Season. Spice it up with paprika and ground oregano.
Add glass of red wine, tomato paste, couple spoons brown sugar, cup of chicken stock. Cover and cook 3 hours. Take lid off in last half hour to reduce a little if needed.
Season to taste. Yummers :)
S'pose its like al forno sauce. Various other things go in there at times (e.g. capsicum, chilli, mushrooms, celery) depending on what's in the cupboard and what I'm feeling like.
ok bolognaise then- its a useful sauce - makes its way into lots of dishes. With penne, lasagne sheets, spaghetti, and also makes a nice stuffing for baked potatoes with grated cheese and sour cream and all the usual suspects :) Plus you can make pies.
For non-traditional, a ragout simmered a while with lean pork and then let your choice of herbs do their trick (perhaps a bit of powdered chipotle), stir in some ricotta before serving. Pork falling-apart tender. Sauteed sweet peppers, mushrooms and green beans on the side.
For noodles, probably stroganoff, but that's not italian. There are some Thai and Chinese dishes I'd pick before Italian meat sauces too. Don't get me wrong, I like Italian meat sauces too, but there are some others I like better.
Bolognese is very good for italian meat sauces but some other ragus are worth exploring too.
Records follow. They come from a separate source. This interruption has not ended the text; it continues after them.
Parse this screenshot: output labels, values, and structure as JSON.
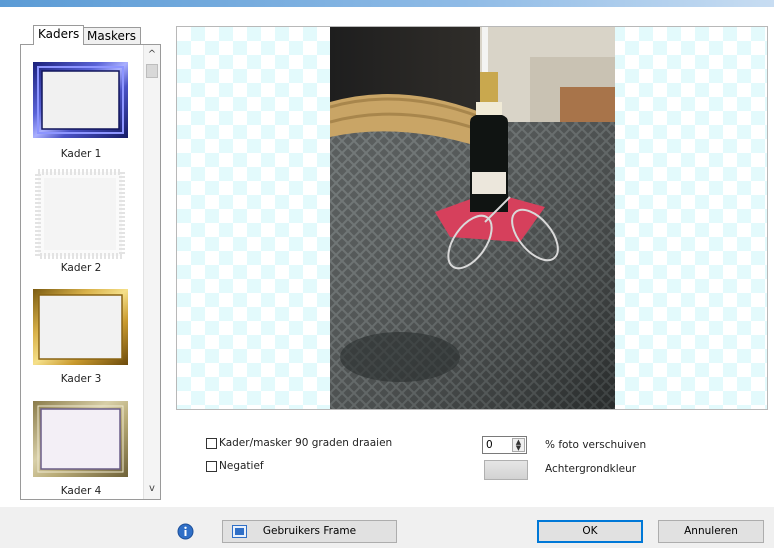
{
  "tabs": [
    {
      "label": "Kaders",
      "active": true
    },
    {
      "label": "Maskers",
      "active": false
    }
  ],
  "frames": [
    {
      "label": "Kader 1",
      "style": "blue-metallic"
    },
    {
      "label": "Kader 2",
      "style": "white-stitched"
    },
    {
      "label": "Kader 3",
      "style": "gold"
    },
    {
      "label": "Kader 4",
      "style": "silver-gold"
    }
  ],
  "scroll": {
    "up_glyph": "^",
    "down_glyph": "v"
  },
  "options": {
    "rotate_label": "Kader/masker 90 graden draaien",
    "rotate_checked": false,
    "negative_label": "Negatief",
    "negative_checked": false,
    "shift_value": "0",
    "shift_label": "% foto verschuiven",
    "bgcolor_label": "Achtergrondkleur"
  },
  "bottom": {
    "info_icon": "info-icon",
    "user_frame_label": "Gebruikers Frame",
    "ok_label": "OK",
    "cancel_label": "Annuleren"
  },
  "colors": {
    "accent": "#0078d7",
    "checker": "#e3fafc",
    "top_strip": "#5b9bd5"
  }
}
I don't know what it's called but I make a pretty simple meat sauce for spaghetti and it's always a hit here. I just brown and drain ground beef. Then cook onions and garlic in a little olive oil. I add some garlic and and sliced mushrooms, then put the ground beef back into it. Then I add tomato juice (canned my own this year!!) and if I'm using dried herbs - oregano, basil, Italian seasonings, salt, pepper, a little sugar, and sometimes a little more garlic powder. Then I simmer it for a long time until it's really thick and hearty. If using fresh herbs, I wait until just before turning it off to mix in fresh basil and oregano.
You just cant beat a bolognese. I add Dijon mustard, plenty of lea & perrins and a decent slug of shiraz
This may upset the purists on board, but a mixture of parmisan, Mature cheddar and grated mozzarella in copious amounts, mixed with torn basil all over the bowl is a must
"If we're not supposed to eat animals, why are they made of meat?" Jo Brand